There was an ancient rusting backstop and a large cement block along the first base line that served as a bench, but that’s where the amenities stopped. Like our fathers before us, we used large, mostly flat, rocks as “bases.” The foul line was a matter of opinion and protective gear, such as a batting helmet, was unheard of. When you only have six players, you play three-on-three: a pitcher, and infielder and an outfielder on each side. The batter had to call his field. Being a right-handed batter, I called “left field” so that any ball I hit between an imaginary line running through second base and the left field foul line was in play. If, however, I hit the ball to the right side of second base it was an automatic out. Also, since the batting team only had three players in total it was conceivable that you might have to use a phantom runner on third base, since one of the team had to bat. (Two-on-two, if we only had four players, used the same rules minus an infielder and the addition of more phantom runners . . .)
We had some quirky ground rules, most of which were passed on from our father’s time; after all, the field hadn’t changed much since their playing days in the 1950s. We bickered over our own fabled records for longest home run and most consecutive strikeouts, etc. Most often a half inning would take so long that, especially in the sun baked summer months, we’d forget how many outs there were. Heated arguments over the third out being only the secondout were way too common! Calls of “safe” and “out” could also present problems in our über-competitive youth. Known for my honesty, my verdict (even on myself) was usually taken as the final word. And, yes, I would call myself “out” if I knew that was the case.
We’d usually start our days at 11 a.m. and keep playing until Rich’s mother would be heard calling in the distance for him to come home for supper. Her voice could carry quite some distance! Oh, we’d rib Rich, but in truth that was our call to go home, too.
We’d share bats and gloves and lots of laughs. Sometimes kids from another neighborhood would join in and we’d have very competitive sandlot games, but mostly it was just small core group.

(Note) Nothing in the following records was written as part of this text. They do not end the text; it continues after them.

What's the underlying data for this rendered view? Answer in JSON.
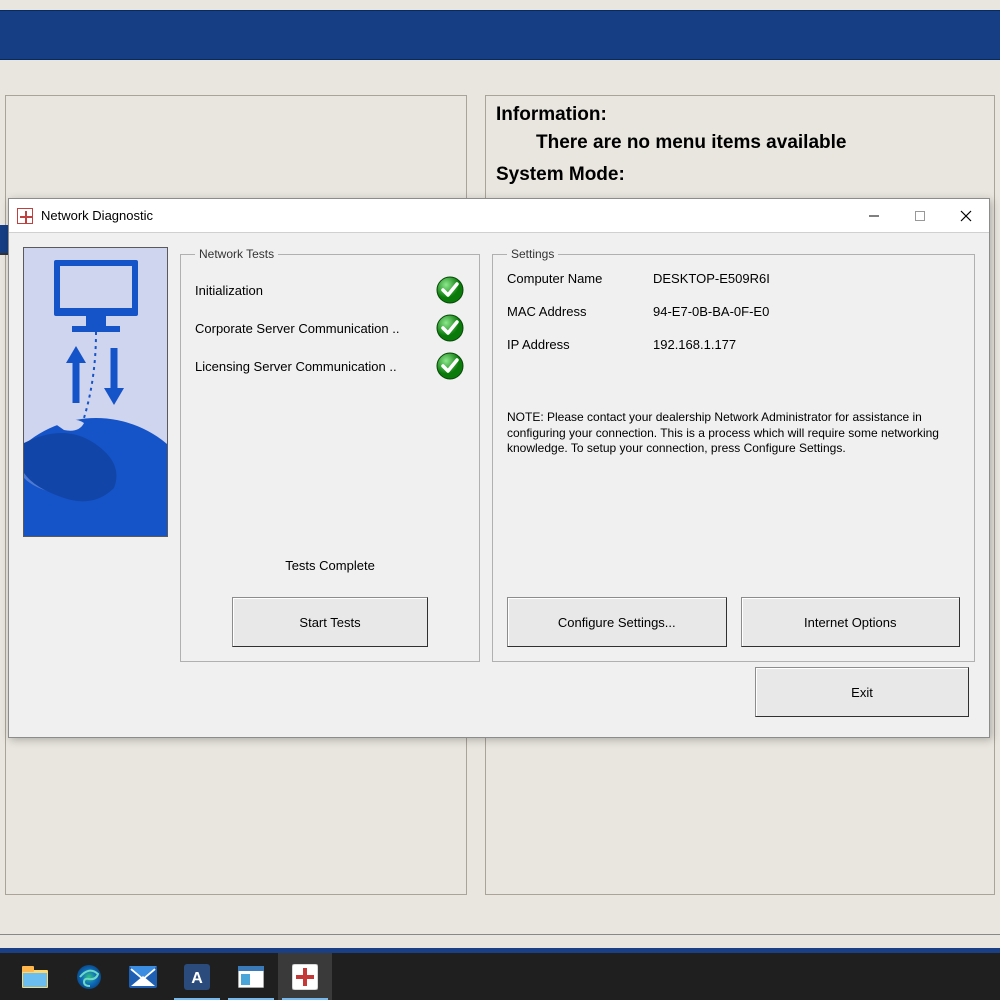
{
  "bg": {
    "info_heading": "Information:",
    "info_message": "There are no menu items available",
    "mode_heading": "System Mode:"
  },
  "dialog": {
    "title": "Network Diagnostic",
    "tests": {
      "legend": "Network Tests",
      "items": [
        {
          "label": "Initialization",
          "status": "ok"
        },
        {
          "label": "Corporate Server Communication ..",
          "status": "ok"
        },
        {
          "label": "Licensing Server Communication ..",
          "status": "ok"
        }
      ],
      "status_text": "Tests Complete",
      "start_button": "Start Tests"
    },
    "settings": {
      "legend": "Settings",
      "rows": {
        "computer_name_label": "Computer Name",
        "computer_name_value": "DESKTOP-E509R6I",
        "mac_label": "MAC Address",
        "mac_value": "94-E7-0B-BA-0F-E0",
        "ip_label": "IP Address",
        "ip_value": "192.168.1.177"
      },
      "note": "NOTE: Please contact your dealership Network Administrator for assistance in configuring your connection. This is a process which will require some networking knowledge. To setup your connection, press Configure Settings.",
      "configure_button": "Configure Settings...",
      "internet_button": "Internet Options"
    },
    "exit_button": "Exit"
  },
  "taskbar": {
    "icons": [
      "file-explorer",
      "edge",
      "mail",
      "app-a",
      "app-window",
      "medical-app"
    ]
  }
}
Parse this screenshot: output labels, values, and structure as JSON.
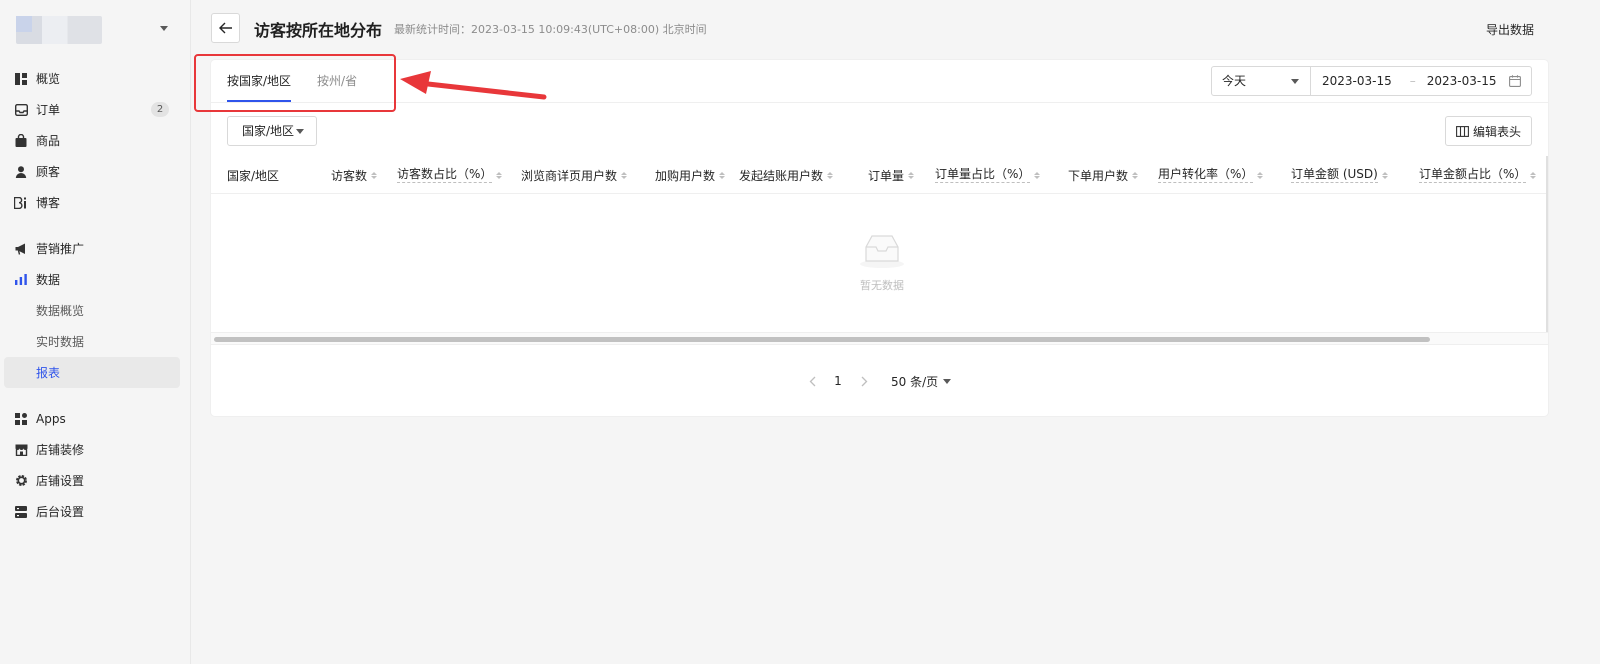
{
  "sidebar": {
    "store_name": "",
    "items": [
      {
        "label": "概览",
        "icon": "dashboard-icon"
      },
      {
        "label": "订单",
        "icon": "inbox-icon",
        "badge": "2"
      },
      {
        "label": "商品",
        "icon": "shopping-bag-icon"
      },
      {
        "label": "顾客",
        "icon": "user-icon"
      },
      {
        "label": "博客",
        "icon": "blog-icon"
      },
      {
        "label": "营销推广",
        "icon": "megaphone-icon"
      },
      {
        "label": "数据",
        "icon": "bar-chart-icon"
      },
      {
        "label": "Apps",
        "icon": "apps-icon"
      },
      {
        "label": "店铺装修",
        "icon": "storefront-icon"
      },
      {
        "label": "店铺设置",
        "icon": "gear-icon"
      },
      {
        "label": "后台设置",
        "icon": "server-icon"
      }
    ],
    "data_sub": [
      "数据概览",
      "实时数据",
      "报表"
    ]
  },
  "header": {
    "title": "访客按所在地分布",
    "stat_time": "最新统计时间：2023-03-15 10:09:43(UTC+08:00) 北京时间",
    "export_label": "导出数据"
  },
  "tabs": [
    "按国家/地区",
    "按州/省"
  ],
  "date_filter": {
    "range_label": "今天",
    "start": "2023-03-15",
    "separator": "–",
    "end": "2023-03-15"
  },
  "country_filter": "国家/地区",
  "edit_columns_label": "编辑表头",
  "table": {
    "columns": [
      "国家/地区",
      "访客数",
      "访客数占比（%）",
      "浏览商详页用户数",
      "加购用户数",
      "发起结账用户数",
      "订单量",
      "订单量占比（%）",
      "下单用户数",
      "用户转化率（%）",
      "订单金额 (USD)",
      "订单金额占比（%）"
    ],
    "empty_text": "暂无数据"
  },
  "pagination": {
    "page": "1",
    "page_size": "50 条/页"
  },
  "colors": {
    "accent": "#2f54eb",
    "annotation": "#e8373a"
  }
}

Sure, I played Little League on nicer fields with uniforms bought and sponsored by local insurance companies, with umpires and coaches and batting helmets and signs to steal bases and real bases and foul lines, but it paled in comparison to fun I had up the Maine with my pals arguing over how many outs there were or whether a ball was fair, foul, or hit to the wrong side of second base.
A couple of years ago I was back in my hometown and hiked up to that field. I found trees growing in right field and the rusty backstop now slumped hard to one side like a prizefighter on the ropes. Unruly pockets of grass shot up all around my field of dreams. Kids no longer played baseball here in the summer. ATV tracks crisscrossed the infield now.
It’s okay, really. I didn’t expect it to look like I remembered it, but even so, I stood there a long time lost in reverie for those youthful days and its simple camaraderie, wishing—just once more—that I could hear Rich’s mother’s calling up, with that sustained echo, announcing suppertime. Waiting for the call to go home.
I’m just saying…